Copy each line of the listing where the word "plane" can be found.

○ ○ ○

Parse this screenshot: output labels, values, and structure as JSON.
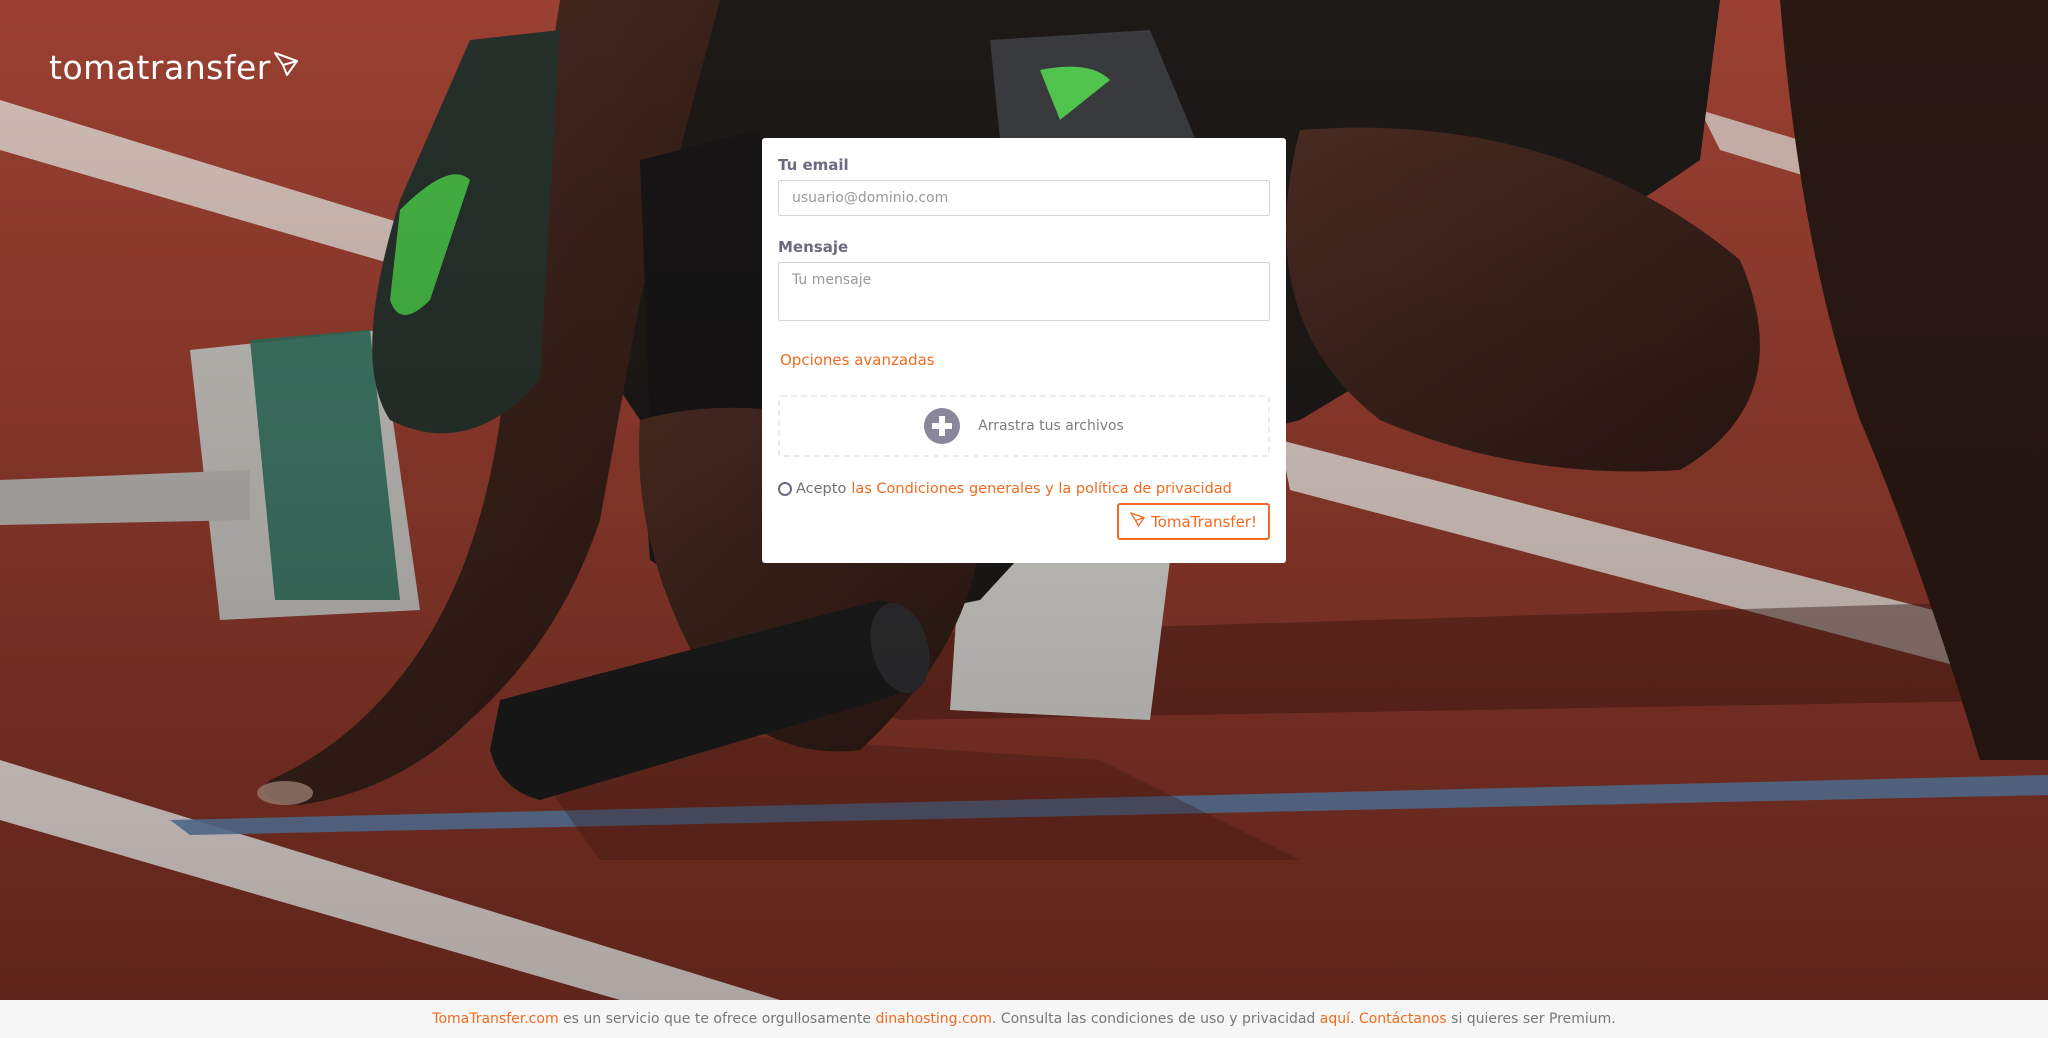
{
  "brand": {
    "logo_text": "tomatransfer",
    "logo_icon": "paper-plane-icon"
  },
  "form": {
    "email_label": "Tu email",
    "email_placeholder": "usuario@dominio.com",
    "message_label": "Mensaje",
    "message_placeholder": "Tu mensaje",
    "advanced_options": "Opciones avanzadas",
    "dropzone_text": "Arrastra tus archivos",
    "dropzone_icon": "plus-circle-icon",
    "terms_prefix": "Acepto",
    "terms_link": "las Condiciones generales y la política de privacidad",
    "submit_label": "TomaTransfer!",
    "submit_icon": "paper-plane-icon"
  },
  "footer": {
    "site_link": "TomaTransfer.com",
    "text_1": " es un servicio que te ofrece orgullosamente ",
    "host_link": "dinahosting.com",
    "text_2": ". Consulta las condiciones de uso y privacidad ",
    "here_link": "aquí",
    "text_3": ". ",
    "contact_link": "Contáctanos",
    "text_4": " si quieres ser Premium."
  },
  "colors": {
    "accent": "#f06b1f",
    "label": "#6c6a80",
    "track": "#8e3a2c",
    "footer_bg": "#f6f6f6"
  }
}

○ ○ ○

### RESPONSE
    "logo_icon": "paper-plane-icon"
    "submit_icon": "paper-plane-icon"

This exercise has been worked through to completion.